Background: The largest open reading frame in the Saccharomyces genome encodes midasin (MDN1p, YLR106p), an AAA ATPase of 560 kDa that is essential for cell viability. Orthologs of midasin have been identified in the genome projects for Drosophila, Arabidopsis, and Schizosaccharomyces pombe.
Results: Midasin is present as a single-copy gene encoding a well-conserved protein of approximately 600 kDa in all eukaryotes for which data are available. In humans, the gene maps to 6q15 and encodes a predicted protein of 5596 residues (632 kDa). Sequence alignments of midasin from humans, yeast, Giardia and Encephalitozoon indicate that its domain structure comprises an N-terminal domain (35 kDa), followed by an AAA domain containing six tandem AAA protomers (approximately 30 kDa each), a linker domain (260 kDa), an acidic domain (approximately 70 kDa) containing 35-40% aspartate and glutamate, and a carboxy-terminal M-domain (30 kDa) that possesses MIDAS sequence motifs and is homologous to the I-domain of integrins. Expression of hemagglutamin-tagged midasin in yeast demonstrates a polypeptide of the anticipated size that is localized principally in the nucleus.

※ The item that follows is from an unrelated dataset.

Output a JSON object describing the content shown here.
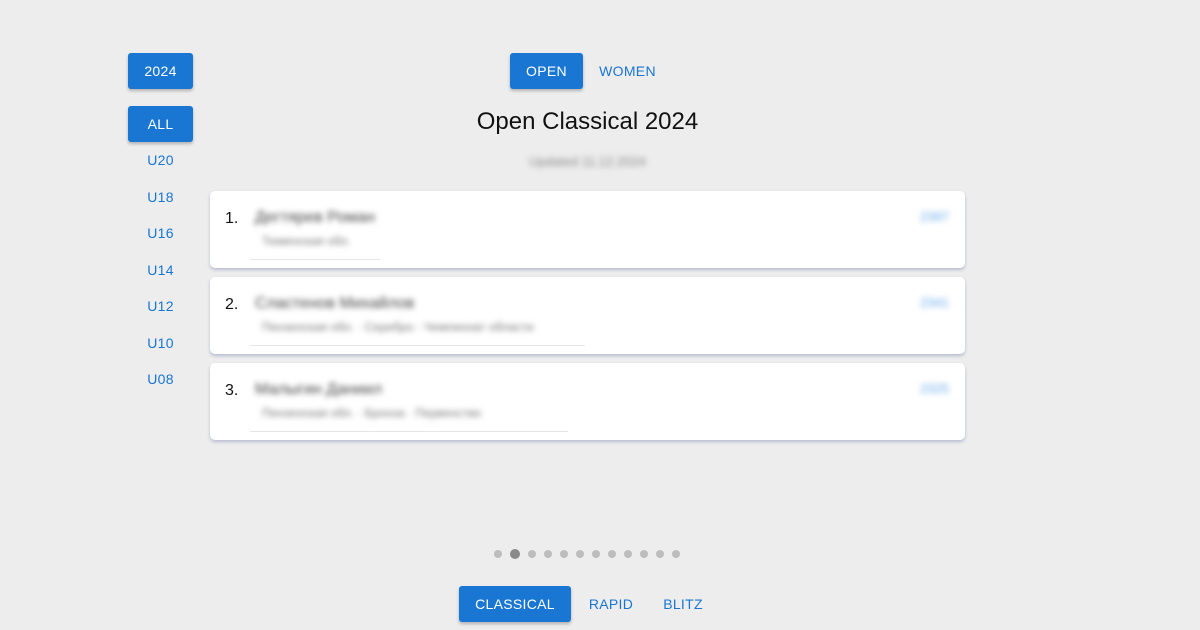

Conclusions: The highly conserved structure of midasin in eukaryotes, taken in conjunction with its nuclear localization in yeast, suggests that midasin may function as a nuclear chaperone and be involved in the assembly/disassembly of macromolecular complexes in the nucleus. The AAA domain of midasin is evolutionarily related to that of dynein, but it appears to lack a microtubule-binding site.